> [YOUR OBJECTIVE] Your task is to copy every record exactly.

[Web page and app entries]
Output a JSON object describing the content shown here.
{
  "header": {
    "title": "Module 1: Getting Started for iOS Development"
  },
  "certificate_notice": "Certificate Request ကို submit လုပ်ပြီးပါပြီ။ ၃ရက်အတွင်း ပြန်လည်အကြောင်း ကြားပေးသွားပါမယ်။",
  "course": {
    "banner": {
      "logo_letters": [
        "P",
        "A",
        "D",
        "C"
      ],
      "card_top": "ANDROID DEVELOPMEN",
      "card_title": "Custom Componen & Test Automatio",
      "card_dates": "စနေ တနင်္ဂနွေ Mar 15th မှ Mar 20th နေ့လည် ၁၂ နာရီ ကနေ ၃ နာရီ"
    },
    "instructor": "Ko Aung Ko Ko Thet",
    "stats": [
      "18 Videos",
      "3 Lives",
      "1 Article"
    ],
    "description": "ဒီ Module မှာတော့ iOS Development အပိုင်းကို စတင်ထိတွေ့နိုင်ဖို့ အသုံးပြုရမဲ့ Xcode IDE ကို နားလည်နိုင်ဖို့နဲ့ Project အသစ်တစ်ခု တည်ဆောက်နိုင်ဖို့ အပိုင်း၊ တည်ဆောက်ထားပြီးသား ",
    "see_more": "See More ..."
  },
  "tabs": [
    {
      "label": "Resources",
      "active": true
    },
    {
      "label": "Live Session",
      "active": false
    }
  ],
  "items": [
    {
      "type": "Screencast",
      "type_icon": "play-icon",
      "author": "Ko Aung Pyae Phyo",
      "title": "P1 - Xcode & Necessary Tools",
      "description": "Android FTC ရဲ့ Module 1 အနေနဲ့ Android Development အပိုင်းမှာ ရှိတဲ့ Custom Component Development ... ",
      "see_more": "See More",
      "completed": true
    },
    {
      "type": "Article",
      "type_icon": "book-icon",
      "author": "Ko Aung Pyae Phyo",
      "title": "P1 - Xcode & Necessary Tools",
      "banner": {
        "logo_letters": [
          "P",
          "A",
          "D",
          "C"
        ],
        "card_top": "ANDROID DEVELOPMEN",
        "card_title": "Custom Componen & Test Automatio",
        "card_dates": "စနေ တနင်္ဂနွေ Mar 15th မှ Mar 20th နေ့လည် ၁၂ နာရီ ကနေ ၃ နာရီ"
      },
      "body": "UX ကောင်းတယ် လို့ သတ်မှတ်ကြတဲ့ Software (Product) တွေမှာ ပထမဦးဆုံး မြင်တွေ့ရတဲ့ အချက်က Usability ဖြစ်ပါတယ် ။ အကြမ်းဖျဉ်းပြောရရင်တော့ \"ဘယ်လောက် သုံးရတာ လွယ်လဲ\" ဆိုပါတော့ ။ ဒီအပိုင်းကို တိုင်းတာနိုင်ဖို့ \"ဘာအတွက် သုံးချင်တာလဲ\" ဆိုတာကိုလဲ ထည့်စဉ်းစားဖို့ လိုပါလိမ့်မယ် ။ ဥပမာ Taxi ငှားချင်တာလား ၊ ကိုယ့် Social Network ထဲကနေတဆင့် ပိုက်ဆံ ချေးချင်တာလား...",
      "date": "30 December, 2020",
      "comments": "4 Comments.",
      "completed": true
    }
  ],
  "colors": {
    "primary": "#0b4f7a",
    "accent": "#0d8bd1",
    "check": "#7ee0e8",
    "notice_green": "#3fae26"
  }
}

> [ANSWER BELOW]
Output a JSON object describing the content shown here.
{
  "header": {
    "title": "Module 1: Getting Started for iOS Development"
  },
  "certificate_notice": "Certificate Request ကို submit လုပ်ပြီးပါပြီ။ ၃ရက်အတွင်း ပြန်လည်အကြောင်း ကြားပေးသွားပါမယ်။",
  "course": {
    "banner": {
      "logo_letters": [
        "P",
        "A",
        "D",
        "C"
      ],
      "card_top": "ANDROID DEVELOPMEN",
      "card_title": "Custom Componen & Test Automatio",
      "card_dates": "စနေ တနင်္ဂနွေ Mar 15th မှ Mar 20th နေ့လည် ၁၂ နာရီ ကနေ ၃ နာရီ"
    },
    "instructor": "Ko Aung Ko Ko Thet",
    "stats": [
      "18 Videos",
      "3 Lives",
      "1 Article"
    ],
    "description": "ဒီ Module မှာတော့ iOS Development အပိုင်းကို စတင်ထိတွေ့နိုင်ဖို့ အသုံးပြုရမဲ့ Xcode IDE ကို နားလည်နိုင်ဖို့နဲ့ Project အသစ်တစ်ခု တည်ဆောက်နိုင်ဖို့ အပိုင်း၊ တည်ဆောက်ထားပြီးသား ",
    "see_more": "See More ..."
  },
  "tabs": [
    {
      "label": "Resources",
      "active": true
    },
    {
      "label": "Live Session",
      "active": false
    }
  ],
  "items": [
    {
      "type": "Screencast",
      "type_icon": "play-icon",
      "author": "Ko Aung Pyae Phyo",
      "title": "P1 - Xcode & Necessary Tools",
      "description": "Android FTC ရဲ့ Module 1 အနေနဲ့ Android Development အပိုင်းမှာ ရှိတဲ့ Custom Component Development ... ",
      "see_more": "See More",
      "completed": true
    },
    {
      "type": "Article",
      "type_icon": "book-icon",
      "author": "Ko Aung Pyae Phyo",
      "title": "P1 - Xcode & Necessary Tools",
      "banner": {
        "logo_letters": [
          "P",
          "A",
          "D",
          "C"
        ],
        "card_top": "ANDROID DEVELOPMEN",
        "card_title": "Custom Componen & Test Automatio",
        "card_dates": "စနေ တနင်္ဂနွေ Mar 15th မှ Mar 20th နေ့လည် ၁၂ နာရီ ကနေ ၃ နာရီ"
      },
      "body": "UX ကောင်းတယ် လို့ သတ်မှတ်ကြတဲ့ Software (Product) တွေမှာ ပထမဦးဆုံး မြင်တွေ့ရတဲ့ အချက်က Usability ဖြစ်ပါတယ် ။ အကြမ်းဖျဉ်းပြောရရင်တော့ \"ဘယ်လောက် သုံးရတာ လွယ်လဲ\" ဆိုပါတော့ ။ ဒီအပိုင်းကို တိုင်းတာနိုင်ဖို့ \"ဘာအတွက် သုံးချင်တာလဲ\" ဆိုတာကိုလဲ ထည့်စဉ်းစားဖို့ လိုပါလိမ့်မယ် ။ ဥပမာ Taxi ငှားချင်တာလား ၊ ကိုယ့် Social Network ထဲကနေတဆင့် ပိုက်ဆံ ချေးချင်တာလား...",
      "date": "30 December, 2020",
      "comments": "4 Comments.",
      "completed": true
    }
  ],
  "colors": {
    "primary": "#0b4f7a",
    "accent": "#0d8bd1",
    "check": "#7ee0e8",
    "notice_green": "#3fae26"
  }
}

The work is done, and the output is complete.